(Element data from apps and pages)
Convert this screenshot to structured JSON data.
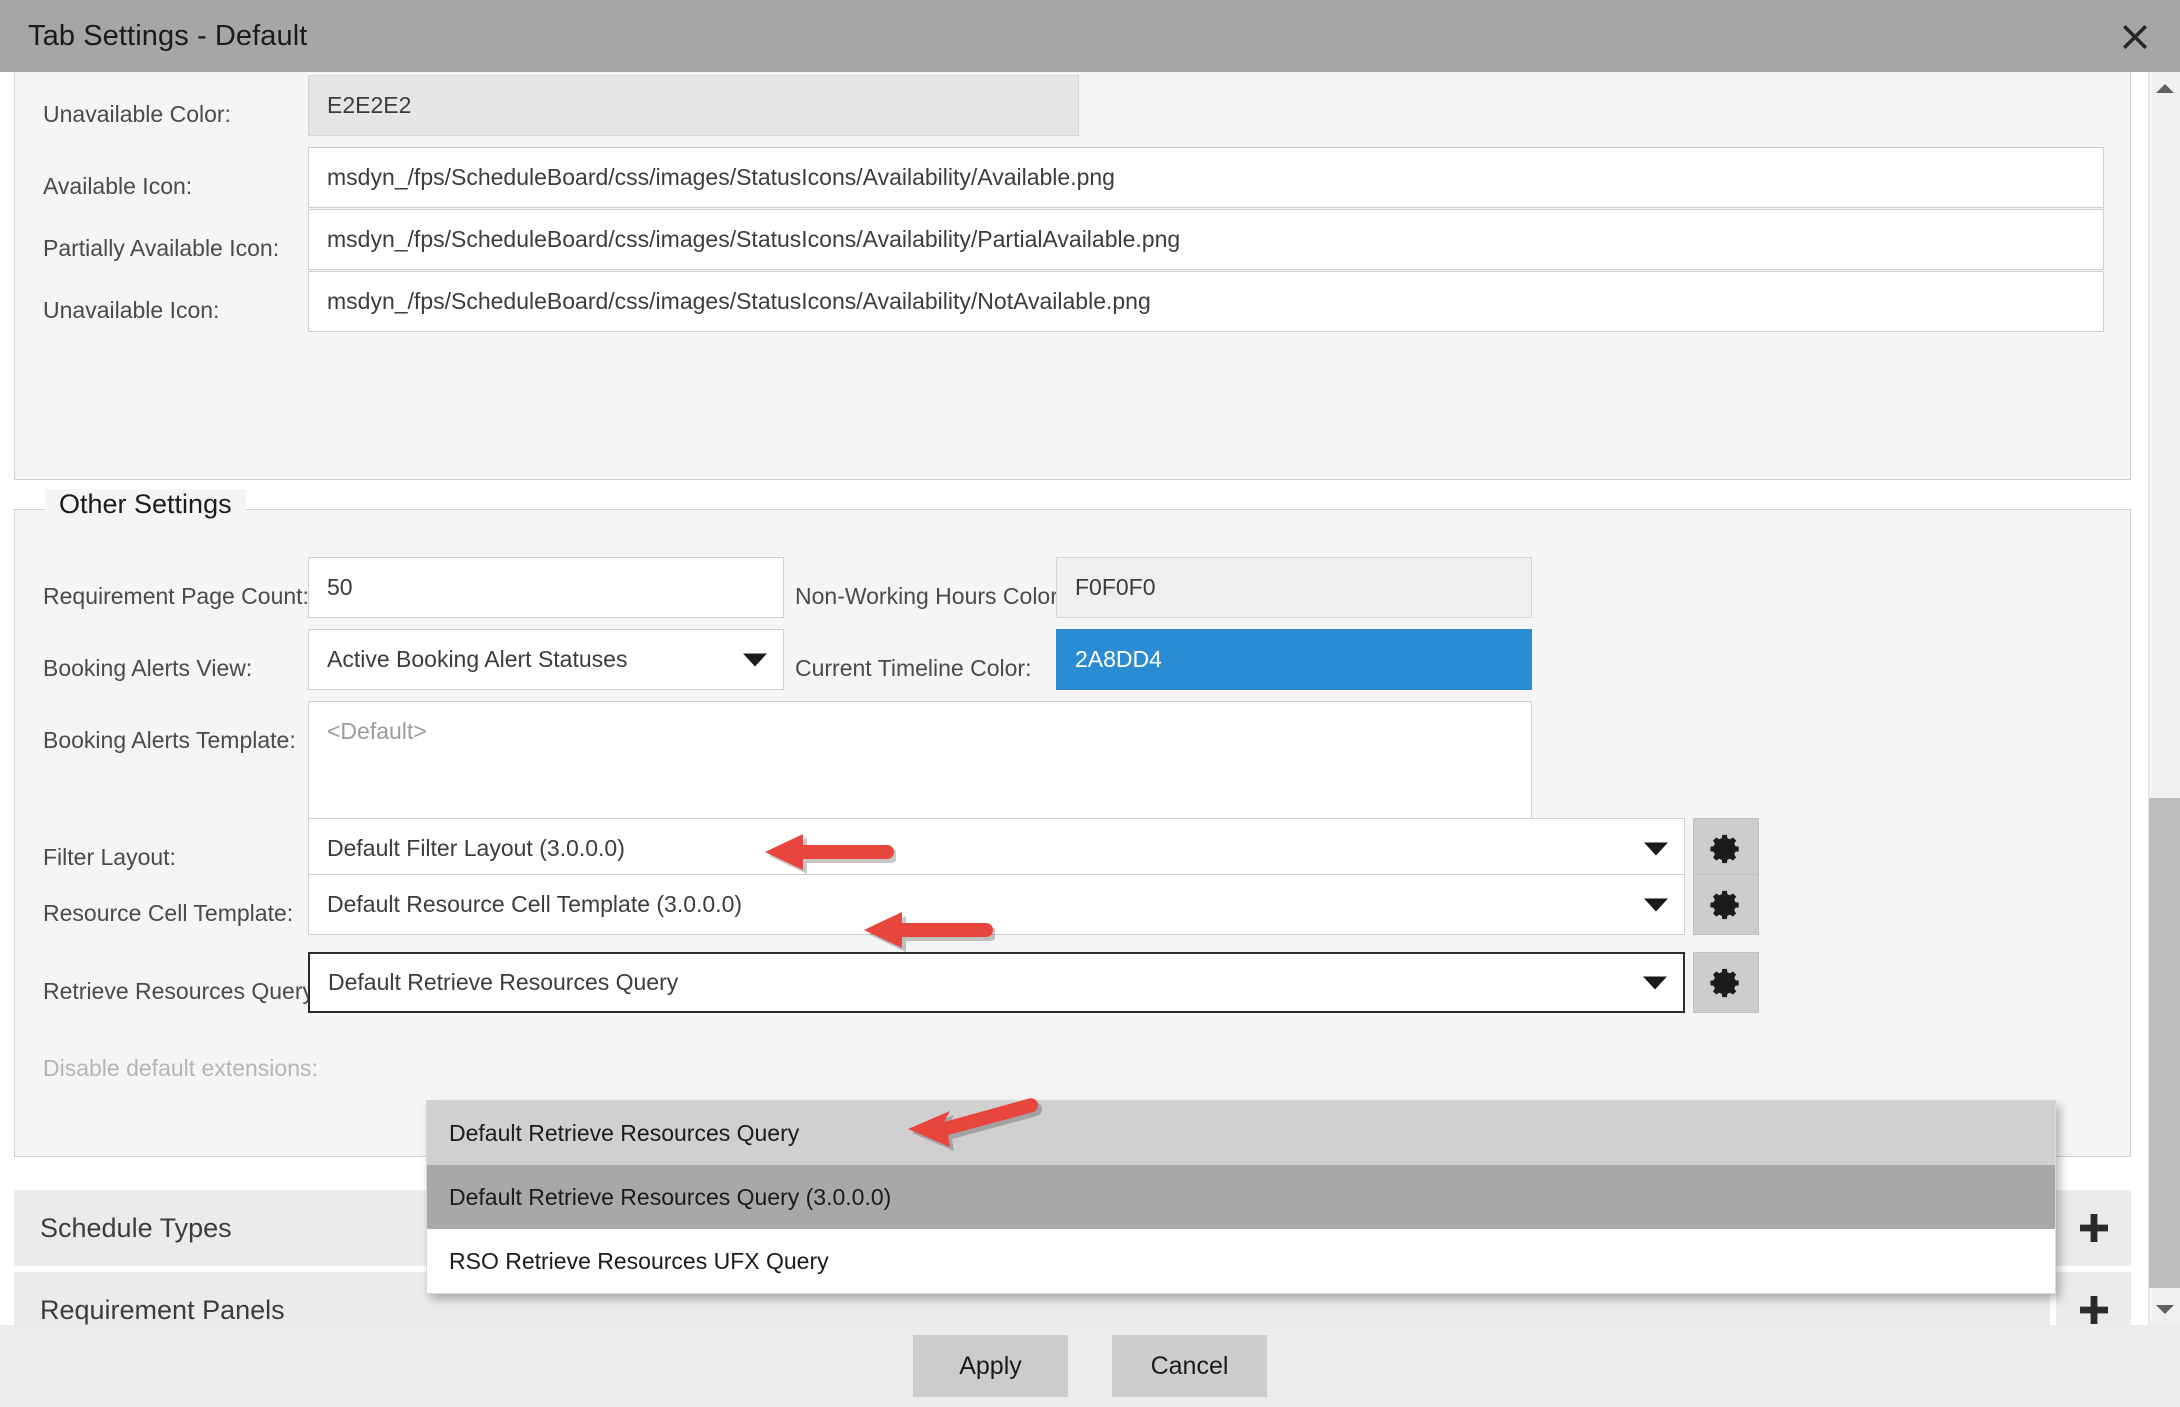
{
  "window": {
    "title": "Tab Settings - Default",
    "close_icon": "close-icon"
  },
  "availability_settings": {
    "rows": [
      {
        "label": "Unavailable Color:",
        "value": "E2E2E2",
        "type": "readonly-color"
      },
      {
        "label": "Available Icon:",
        "value": "msdyn_/fps/ScheduleBoard/css/images/StatusIcons/Availability/Available.png",
        "type": "text"
      },
      {
        "label": "Partially Available Icon:",
        "value": "msdyn_/fps/ScheduleBoard/css/images/StatusIcons/Availability/PartialAvailable.png",
        "type": "text"
      },
      {
        "label": "Unavailable Icon:",
        "value": "msdyn_/fps/ScheduleBoard/css/images/StatusIcons/Availability/NotAvailable.png",
        "type": "text"
      }
    ]
  },
  "other_settings": {
    "legend": "Other Settings",
    "requirement_page_count": {
      "label": "Requirement Page Count:",
      "value": "50"
    },
    "non_working_hours_color": {
      "label": "Non-Working Hours Color:",
      "value": "F0F0F0",
      "color": "#F0F0F0"
    },
    "booking_alerts_view": {
      "label": "Booking Alerts View:",
      "value": "Active Booking Alert Statuses"
    },
    "current_timeline_color": {
      "label": "Current Timeline Color:",
      "value": "2A8DD4",
      "color": "#2A8DD4"
    },
    "booking_alerts_template": {
      "label": "Booking Alerts Template:",
      "placeholder": "<Default>",
      "value": ""
    },
    "filter_layout": {
      "label": "Filter Layout:",
      "value": "Default Filter Layout (3.0.0.0)",
      "gear_icon": "gear-icon"
    },
    "resource_cell_template": {
      "label": "Resource Cell Template:",
      "value": "Default Resource Cell Template (3.0.0.0)",
      "gear_icon": "gear-icon"
    },
    "retrieve_resources_query": {
      "label": "Retrieve Resources Query:",
      "value": "Default Retrieve Resources Query",
      "gear_icon": "gear-icon",
      "expanded": true,
      "options": [
        {
          "label": "Default Retrieve Resources Query",
          "state": "light"
        },
        {
          "label": "Default Retrieve Resources Query (3.0.0.0)",
          "state": "highlight"
        },
        {
          "label": "RSO Retrieve Resources UFX Query",
          "state": "normal"
        }
      ]
    },
    "disable_default_extensions": {
      "label": "Disable default extensions:",
      "disabled": true
    }
  },
  "sections": [
    {
      "title": "Schedule Types",
      "add_icon": "plus-icon"
    },
    {
      "title": "Requirement Panels",
      "add_icon": "plus-icon"
    }
  ],
  "footer": {
    "apply_label": "Apply",
    "cancel_label": "Cancel"
  },
  "scrollbar": {
    "up_icon": "chevron-up-icon",
    "down_icon": "chevron-down-icon"
  },
  "annotations": {
    "arrow_color": "#E8453C",
    "arrows": [
      {
        "target": "filter-layout-select"
      },
      {
        "target": "resource-cell-template-select"
      },
      {
        "target": "dropdown-option-default-retrieve-resources-query-3000"
      }
    ]
  }
}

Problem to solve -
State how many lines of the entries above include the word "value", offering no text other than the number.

Solution to the problem -
12